"Jazz is the only music in which the same note can be played night after night but differently each time." - Ornette Coleman
"Few are those that see with their own eyes and feel with their own hearts." - Albert Einstein
"Normality is a paved road: it's comfortable to walk on, but no flowers grow on it." - Vincent Van GoghIn this spirit, I wanted to go back to talking about individuality by sharing different versions of the song "Stardust" by Hoagy Carmichael. Even though each musician is playing the same song, they each approach the same notes from a different perspective.
To learn more about Hoagy Carmichael, listen to this NPR Jazz Profile.

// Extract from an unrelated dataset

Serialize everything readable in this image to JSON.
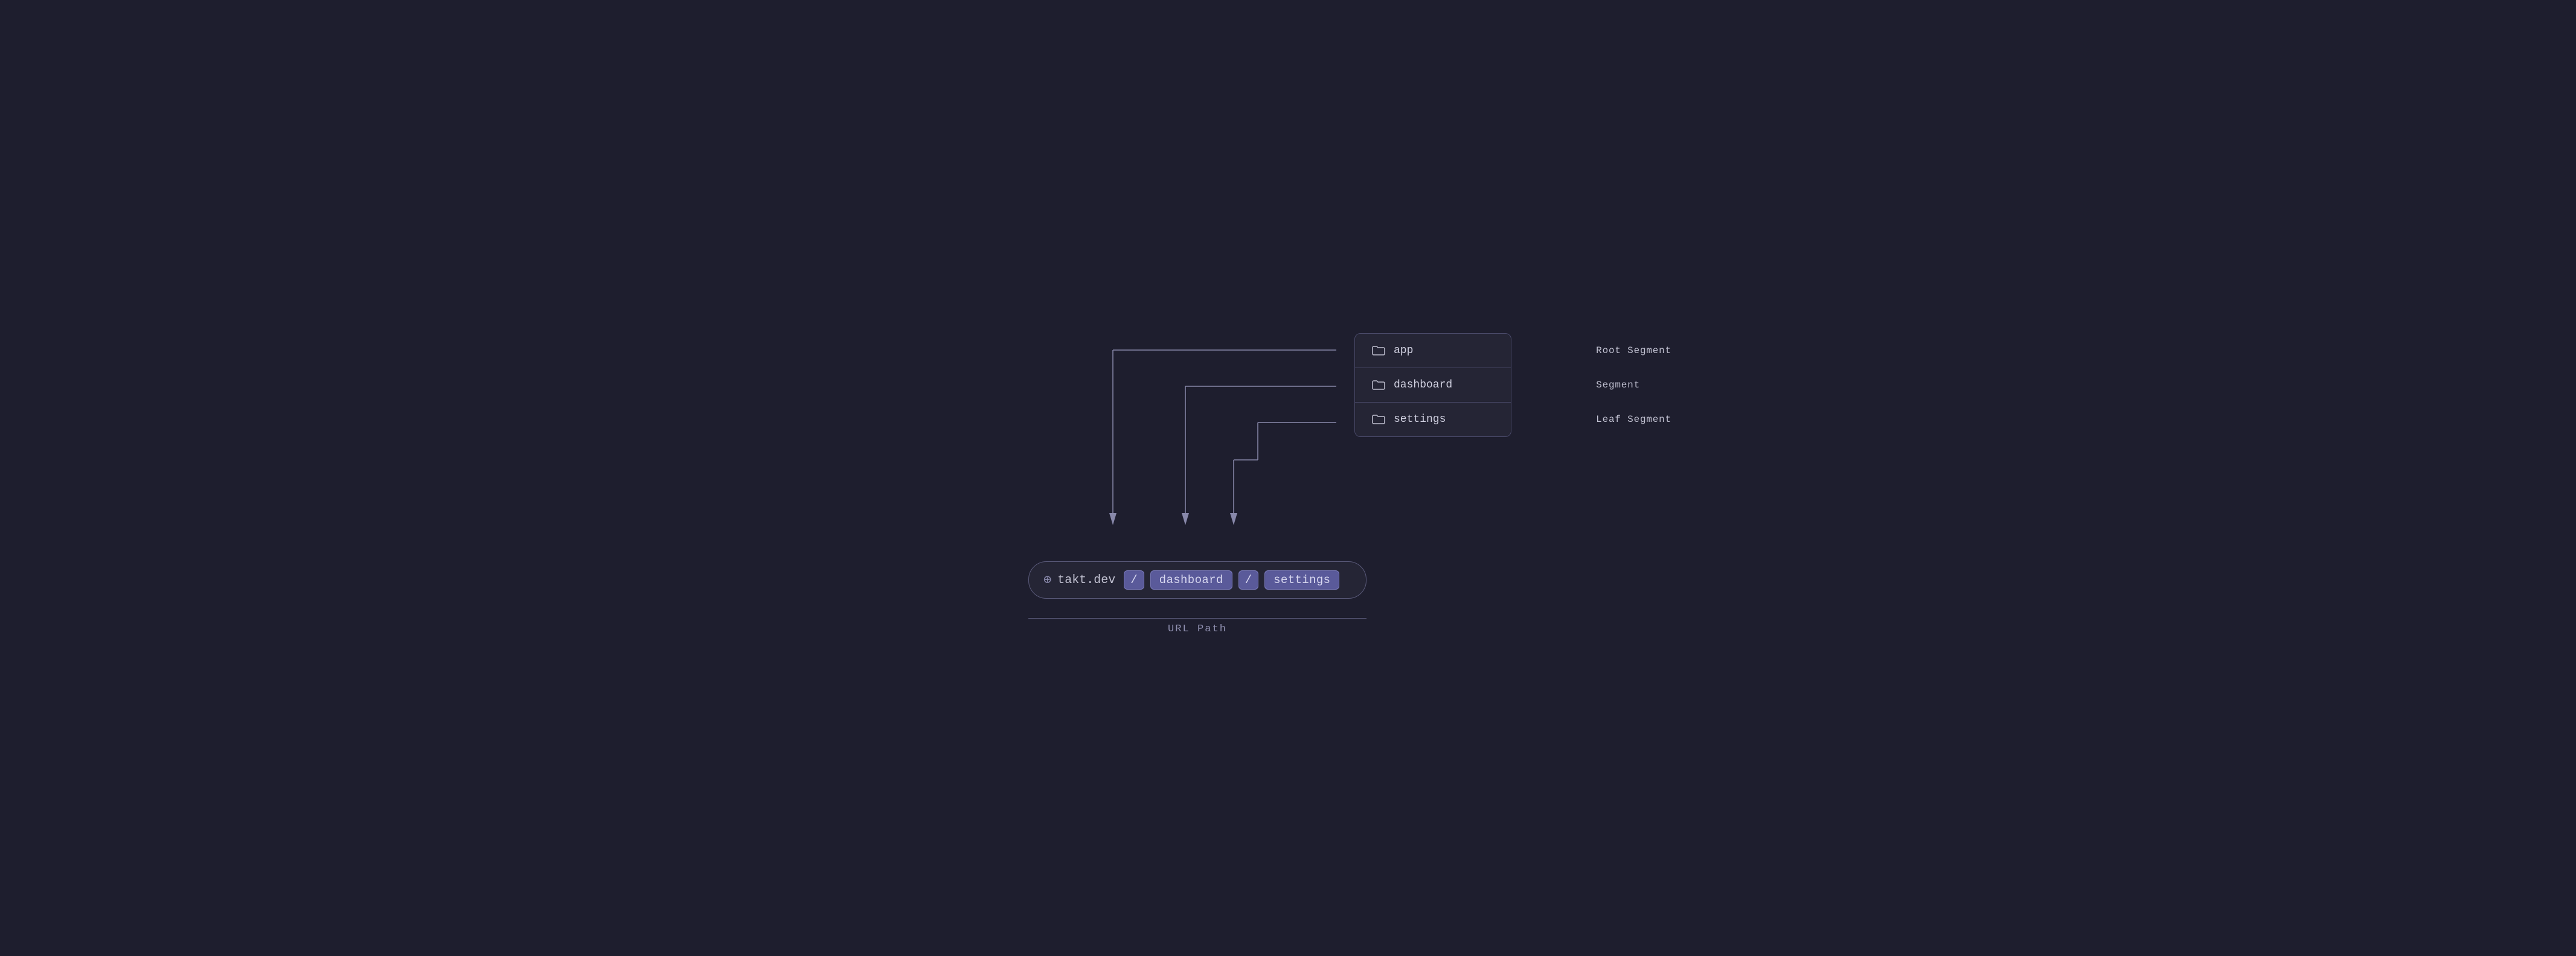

|Nat King Cole|
Differently each time
1. Louis Armstrong
One of my favorite recordings, Louis Armstrong approaches "Stardust" with a sense of urgency. In addition to his masterful trumpet playing, his vocal placement of each syllable gives the song an assertive authenticity.
Listen to Louis Armstrong play, "Stardust":
2. John Coltrane
Saxophonist John Coltrane approaches "Stardust" with a mix of a straight tone and a warm sub-tone. His mixture of tone depending on the imagined lyric or the register of the saxophone allows for him to match the intent of the song: "Sometimes I wonder why I spend/ The lonely night dreaming of a song."
Listen to John Coltrane play, "Stardust":
3. Nat King Cole
An absolutely breathtaking version, Nat King Cole's rendition of "Stardust," with the arrangement by Nelson Riddle, includes orchestral instruments such as violins and harp. This backdrop paints a picture of stars across the nighttime sky, adding to a dreamy atmosphere.
Listen to Nat King Cole play, "Stardust":
4. Lionel Hampton
Vibraphonist Lionel Hampton popularized his instrument while playing with such contemporaries as Louis Armstrong, Benny Goodman and Buddy Rich, among others. This particular version of "Stardust" has a mysterious quality, added by the sound of the vibraphone.
Listen to Lionel Hampton play, "Stardust":
5. Ella Fitzgerald
Ella Fitzgerald's pure, powerful voice enunciates each lyric of "Stardust" with revery. Along with this sense of revery is Fitzgerald's ability to tell the story of the lyrics, which is virtually a love song about hearing a love song: "The melody haunts my reverie/ And I am once again with you."
Listen to Ella Fitzgerald play, "Stardust":
6. Dave Brubeck
Pianist Dave Brubeck and saxophonist Paul Desmond compliment each other through the narrative of "Stardust." In this particular recording, Desmond's crisp, light alto saxophone sound seems to hover like a bird as Desmond provides support. Understated, this version tells the same "Stardust" story from a more withdrawn angle.
Listen to Dave Brubeck play, "Stardust":
It is comforting to know within any song, form or structure we not only can be ourselves - we have had the permission since our own inception.
Please visit my jazz poetry blog, "Without a Poem", where I improvise a new poem everyday! I also share jazz music and art there, so stay tuned!
Please subscribe to Kind of Pink and Purple by email (top right of the page) and follow on other social media: Twitter, Tumblr, Instagram, Google Plus, Pinterest.
Since September 2015, I have been the JazzBoston newsletter writer/ editor. Please sign up for the monthly newsletter to learn more about the Boston jazz scene.